By Chris Goldberg
Phillylacrosse.com, Posted 11/5/14
Maryland men’s coach John Tillman told a gathering over over 200 players, parents and coaches last week at the annual Duke’s Lacrosse Club’s College Recruiting Seminar at Harriton High that the landscape of early recruiting is challenging for both sides.
“There are roughly 65 Division I program and it’s not growing, but there is a large supply of players and a lot of demand by players to (play Division I lacrosse),” said Tillman. “I think the concern for kids if they want a bigger school is that there aren’t a lot of options getting one of those spots. It’s pretty competitive and they feel they might get left out in the cold.
“From the schools’ side, our dilemma is, ‘Do you pass on a guy’ because you might not find somebody better. Then if they do commit you might not have a spot for somebody else. It’s tricky for both sides.”

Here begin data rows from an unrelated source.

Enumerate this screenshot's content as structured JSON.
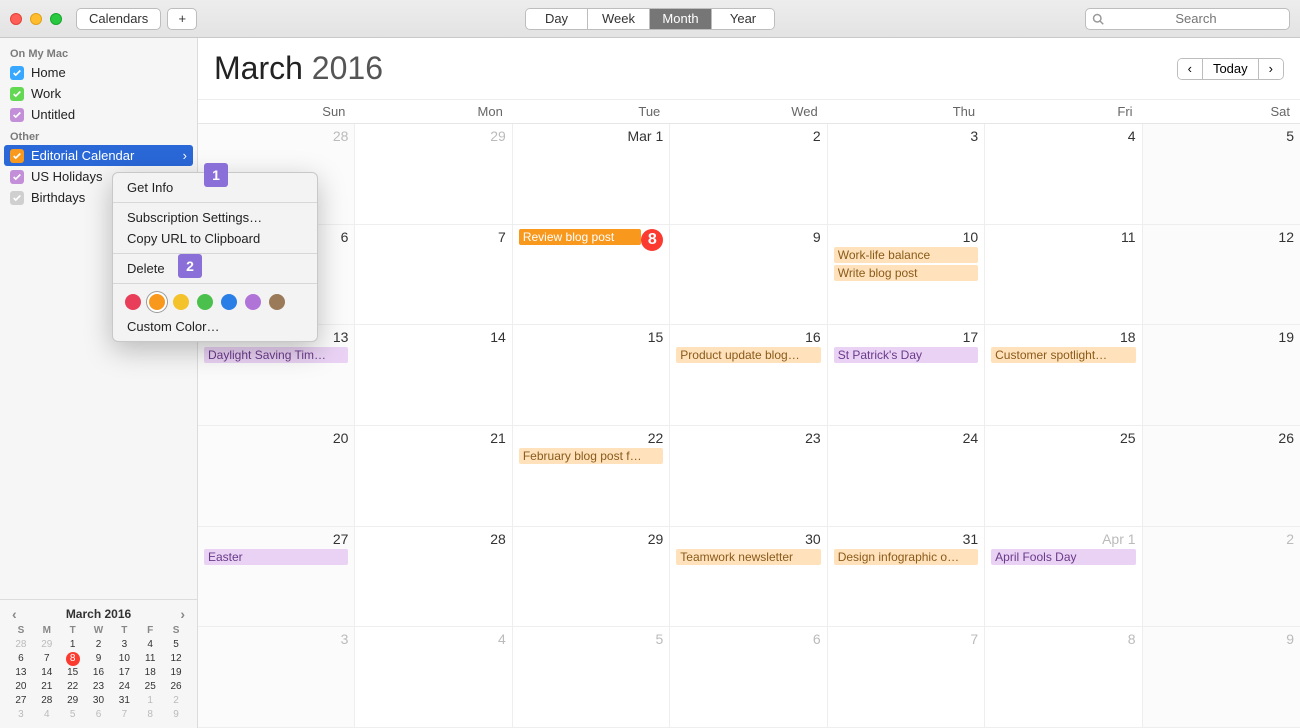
{
  "titlebar": {
    "calendars_button": "Calendars",
    "views": [
      "Day",
      "Week",
      "Month",
      "Year"
    ],
    "active_view": "Month",
    "search_placeholder": "Search"
  },
  "sidebar": {
    "sections": [
      {
        "title": "On My Mac",
        "items": [
          {
            "label": "Home",
            "color": "blue",
            "checked": true
          },
          {
            "label": "Work",
            "color": "green",
            "checked": true
          },
          {
            "label": "Untitled",
            "color": "purple",
            "checked": true
          }
        ]
      },
      {
        "title": "Other",
        "items": [
          {
            "label": "Editorial Calendar",
            "color": "orange",
            "checked": true,
            "selected": true
          },
          {
            "label": "US Holidays",
            "color": "purple",
            "checked": true
          },
          {
            "label": "Birthdays",
            "color": "gray",
            "checked": true
          }
        ]
      }
    ]
  },
  "context_menu": {
    "get_info": "Get Info",
    "subscription": "Subscription Settings…",
    "copy_url": "Copy URL to Clipboard",
    "delete": "Delete",
    "custom_color": "Custom Color…",
    "colors": [
      "#e83e5a",
      "#f8981d",
      "#f4c22b",
      "#4cc04c",
      "#2a7fe6",
      "#b073d8",
      "#9b7a5a"
    ],
    "selected_color_index": 1
  },
  "annotations": {
    "a1": "1",
    "a2": "2"
  },
  "header": {
    "month": "March",
    "year": "2016",
    "today_label": "Today"
  },
  "dow": [
    "Sun",
    "Mon",
    "Tue",
    "Wed",
    "Thu",
    "Fri",
    "Sat"
  ],
  "weeks": [
    [
      {
        "num": "28",
        "dim": true
      },
      {
        "num": "29",
        "dim": true
      },
      {
        "num": "Mar 1"
      },
      {
        "num": "2"
      },
      {
        "num": "3"
      },
      {
        "num": "4"
      },
      {
        "num": "5"
      }
    ],
    [
      {
        "num": "6"
      },
      {
        "num": "7"
      },
      {
        "num": "8",
        "today": true,
        "events": [
          {
            "t": "Review blog post",
            "c": "ev-orange"
          }
        ]
      },
      {
        "num": "9"
      },
      {
        "num": "10",
        "events": [
          {
            "t": "Work-life balance",
            "c": "ev-orange-l"
          },
          {
            "t": "Write blog post",
            "c": "ev-orange-l"
          }
        ]
      },
      {
        "num": "11"
      },
      {
        "num": "12"
      }
    ],
    [
      {
        "num": "13",
        "events": [
          {
            "t": "Daylight Saving Tim…",
            "c": "ev-purple-l"
          }
        ]
      },
      {
        "num": "14"
      },
      {
        "num": "15"
      },
      {
        "num": "16",
        "events": [
          {
            "t": "Product update blog…",
            "c": "ev-orange-l"
          }
        ]
      },
      {
        "num": "17",
        "events": [
          {
            "t": "St Patrick's Day",
            "c": "ev-purple-l"
          }
        ]
      },
      {
        "num": "18",
        "events": [
          {
            "t": "Customer spotlight…",
            "c": "ev-orange-l"
          }
        ]
      },
      {
        "num": "19"
      }
    ],
    [
      {
        "num": "20"
      },
      {
        "num": "21"
      },
      {
        "num": "22",
        "events": [
          {
            "t": "February blog post f…",
            "c": "ev-orange-l"
          }
        ]
      },
      {
        "num": "23"
      },
      {
        "num": "24"
      },
      {
        "num": "25"
      },
      {
        "num": "26"
      }
    ],
    [
      {
        "num": "27",
        "events": [
          {
            "t": "Easter",
            "c": "ev-purple-l"
          }
        ]
      },
      {
        "num": "28"
      },
      {
        "num": "29"
      },
      {
        "num": "30",
        "events": [
          {
            "t": "Teamwork newsletter",
            "c": "ev-orange-l"
          }
        ]
      },
      {
        "num": "31",
        "events": [
          {
            "t": "Design infographic o…",
            "c": "ev-orange-l"
          }
        ]
      },
      {
        "num": "Apr 1",
        "apr": true,
        "events": [
          {
            "t": "April Fools Day",
            "c": "ev-purple-l"
          }
        ]
      },
      {
        "num": "2",
        "apr": true
      }
    ],
    [
      {
        "num": "3",
        "apr": true
      },
      {
        "num": "4",
        "apr": true
      },
      {
        "num": "5",
        "apr": true
      },
      {
        "num": "6",
        "apr": true
      },
      {
        "num": "7",
        "apr": true
      },
      {
        "num": "8",
        "apr": true
      },
      {
        "num": "9",
        "apr": true
      }
    ]
  ],
  "mini": {
    "title": "March 2016",
    "dow": [
      "S",
      "M",
      "T",
      "W",
      "T",
      "F",
      "S"
    ],
    "rows": [
      [
        {
          "n": "28",
          "d": 1
        },
        {
          "n": "29",
          "d": 1
        },
        {
          "n": "1"
        },
        {
          "n": "2"
        },
        {
          "n": "3"
        },
        {
          "n": "4"
        },
        {
          "n": "5"
        }
      ],
      [
        {
          "n": "6"
        },
        {
          "n": "7"
        },
        {
          "n": "8",
          "t": 1
        },
        {
          "n": "9"
        },
        {
          "n": "10"
        },
        {
          "n": "11"
        },
        {
          "n": "12"
        }
      ],
      [
        {
          "n": "13"
        },
        {
          "n": "14"
        },
        {
          "n": "15"
        },
        {
          "n": "16"
        },
        {
          "n": "17"
        },
        {
          "n": "18"
        },
        {
          "n": "19"
        }
      ],
      [
        {
          "n": "20"
        },
        {
          "n": "21"
        },
        {
          "n": "22"
        },
        {
          "n": "23"
        },
        {
          "n": "24"
        },
        {
          "n": "25"
        },
        {
          "n": "26"
        }
      ],
      [
        {
          "n": "27"
        },
        {
          "n": "28"
        },
        {
          "n": "29"
        },
        {
          "n": "30"
        },
        {
          "n": "31"
        },
        {
          "n": "1",
          "d": 1
        },
        {
          "n": "2",
          "d": 1
        }
      ],
      [
        {
          "n": "3",
          "d": 1
        },
        {
          "n": "4",
          "d": 1
        },
        {
          "n": "5",
          "d": 1
        },
        {
          "n": "6",
          "d": 1
        },
        {
          "n": "7",
          "d": 1
        },
        {
          "n": "8",
          "d": 1
        },
        {
          "n": "9",
          "d": 1
        }
      ]
    ]
  }
}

Already, nearly 20 2018 boys and several 2018 girls have made their commitments to Division I schools public, and others have committed but have not gone public. It is expected that many ore freshmen will commit to D1 schools in the coming weeks as many colleges – not just Top 10 schools – continue to recruit freshmen heavily.

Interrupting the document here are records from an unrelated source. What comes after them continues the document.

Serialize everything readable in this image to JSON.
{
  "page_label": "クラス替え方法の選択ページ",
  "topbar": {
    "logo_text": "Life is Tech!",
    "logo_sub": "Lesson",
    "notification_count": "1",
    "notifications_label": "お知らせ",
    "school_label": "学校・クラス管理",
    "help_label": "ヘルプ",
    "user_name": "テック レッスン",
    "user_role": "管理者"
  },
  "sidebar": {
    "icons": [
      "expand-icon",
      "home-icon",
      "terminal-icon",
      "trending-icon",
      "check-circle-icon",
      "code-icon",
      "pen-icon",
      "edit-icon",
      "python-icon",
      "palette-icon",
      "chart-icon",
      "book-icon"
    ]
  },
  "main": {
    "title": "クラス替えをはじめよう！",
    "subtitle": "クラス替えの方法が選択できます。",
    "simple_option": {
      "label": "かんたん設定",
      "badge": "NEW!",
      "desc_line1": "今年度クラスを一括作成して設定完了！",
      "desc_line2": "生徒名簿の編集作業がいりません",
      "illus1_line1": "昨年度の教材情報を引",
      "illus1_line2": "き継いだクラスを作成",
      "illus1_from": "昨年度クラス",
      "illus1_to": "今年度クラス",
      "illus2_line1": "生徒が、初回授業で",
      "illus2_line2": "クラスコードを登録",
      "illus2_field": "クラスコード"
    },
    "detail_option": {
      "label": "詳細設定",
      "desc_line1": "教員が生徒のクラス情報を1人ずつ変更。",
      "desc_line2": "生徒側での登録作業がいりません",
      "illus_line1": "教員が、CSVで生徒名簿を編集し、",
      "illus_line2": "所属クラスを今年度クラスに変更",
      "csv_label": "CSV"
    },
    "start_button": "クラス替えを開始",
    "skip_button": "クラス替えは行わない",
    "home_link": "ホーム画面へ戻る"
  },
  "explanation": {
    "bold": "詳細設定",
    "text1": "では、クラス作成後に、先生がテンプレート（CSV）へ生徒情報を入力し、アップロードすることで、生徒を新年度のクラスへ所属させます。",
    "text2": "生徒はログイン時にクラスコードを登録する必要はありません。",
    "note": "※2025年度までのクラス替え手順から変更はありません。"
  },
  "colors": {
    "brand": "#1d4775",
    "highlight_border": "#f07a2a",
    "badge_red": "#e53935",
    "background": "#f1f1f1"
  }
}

Tillman, who has coached Maryland to two NCAA championship game appearances in his four years at Maryland, also has been a head coach at Harvard and an assistant at Navy and Division III Ithaca. he was the guest speaker at the Duke’s seminar, and followed up six speeches given by Dukes players, ranging from 2018 commit Caton Johnson (Manheim Township/UNC) to 2015 NESCAC commit Evan Wolf (Lower Merion/Amherst).
Tillman told Phillylacrosse.com that he still holds spots in his classes for players that bloom late in their careers and that any player that wants to play Division I and has not committed by their junior year should be able to find a spot in many programs.

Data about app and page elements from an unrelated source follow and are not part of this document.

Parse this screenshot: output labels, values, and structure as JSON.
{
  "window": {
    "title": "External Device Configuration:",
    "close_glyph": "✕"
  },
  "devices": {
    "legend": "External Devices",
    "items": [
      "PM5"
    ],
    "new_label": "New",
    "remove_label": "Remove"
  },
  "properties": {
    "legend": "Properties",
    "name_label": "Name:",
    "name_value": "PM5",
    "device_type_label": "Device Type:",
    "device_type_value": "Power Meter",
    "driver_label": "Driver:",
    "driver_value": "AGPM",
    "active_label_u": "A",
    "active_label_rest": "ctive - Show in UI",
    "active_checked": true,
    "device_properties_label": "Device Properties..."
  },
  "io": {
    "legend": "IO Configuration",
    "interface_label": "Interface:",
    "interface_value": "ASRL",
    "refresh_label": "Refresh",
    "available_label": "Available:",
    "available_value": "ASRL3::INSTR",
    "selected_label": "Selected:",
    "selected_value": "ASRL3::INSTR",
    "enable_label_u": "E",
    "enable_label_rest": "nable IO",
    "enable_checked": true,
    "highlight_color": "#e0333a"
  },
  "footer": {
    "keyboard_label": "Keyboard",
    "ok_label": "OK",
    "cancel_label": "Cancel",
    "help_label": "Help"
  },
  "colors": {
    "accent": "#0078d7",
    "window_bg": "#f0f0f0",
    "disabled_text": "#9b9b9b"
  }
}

“Absolutely, they’ll be a spot for sure,” he said. “I think that being in a visible program, attending tournaments or by sending your video out and marketing yourself, or get yourself out there, coaches are smart enough to realize kids grow differently.
“I see this not only in high school but in college, that some kids mature later. We all realize there are certain guys that are really good players in their junior or senior year that we really didn’t know about when they were in their freshman year.”
Tillman – based on his experience coaching at different levels – said his message to the crowd also addressed the variety of great lacrosse programs and institutions.
“I try to do give the perspective of having been at four very different places,” he said. “They are all great places in their own way and I try to give value to each. Whether they are scholarship, service, Ivy League or Division III institutions, they are all great.
“Players need to focus on remembering that they need to have fun playing lacrosse because that’s why they play. If you focus on enjoying playing and competing, everything else takes care of itself.”
What are college coaches looking for in potential high school recruits?
“I think first and foremost they want to have players that have high character to represent the program and university well,” Tillman said. “At the end of the day, the kids are part of your program and you have to do things the right way. When we call the high school or club coach, we obviously are looking at kids with good grades. The better students is uaually willing to push himself and challenge himself
“The less time we spend worrying about taking care of business with a player’s grades, the more time we can spend coaching. Obviously, we want a guy that is a real hard worker and is a leader that can make other guys better.”
Tillman also spoke about why college coaches enjoy recruiting in the Philly region.
“The coaching and development that those guys get is really good from the youth level all the way up,” he said. “They are very well coached with very good fundamentals and instinctive qualities. They understand how to play, how to play the right way. Their guys love to compete and a lot of coaches feel that is really important.”
Duke’s LC coach Ebe Helm praised all his players that spoke for sharing their thoughts on the difficult process of recruiting to a large crowd. He noted that Forry Smith (Haverford School, 2016 attackman committed to Johns Hopkins) spoke at the event two years ago shortly after being the country’s first freshman to commit in September and how impressive his speech was two years later. Helm also praised how 2016 face-off specialist Matt Dellacroce (Spring-Ford, Michigan) spoke so well after having to deal with a season-ending injury last year and how 2017 FOGO Anthony Giuliani (La Salle, Penn) spoke about academics being the focus.
Helm also talked about impressive it is for so many Philly players and Dukes players to land spots on Division I programs.
“There’s a new statistic out that says for every D1 player there are 7,000 players going for that spot,” he said. “So it’s incredible how much work it takes for our players to make it to a Division I college. The coaches work hard to help get guys placed.”
Helm said one key point he took from the Tillman presentation was the greater importance of academics, especially in this age of early recruiting.
“Young players absolutely need to hit the books and really get grades to start with because if they don’t, they are eliminating options,” he said. “One of things we emphasize here is from our mission and motto: If you’re an All-American player you better be an All-American person. That’s our foundation and we put in those demands.
“Coach Tillman also liked that we have transparency, in our depth chart. That promotes competition; the kids know where they stand and he said that’s why he likes Dukes players because they come to college knowing what it’s like to compete in a college organization.”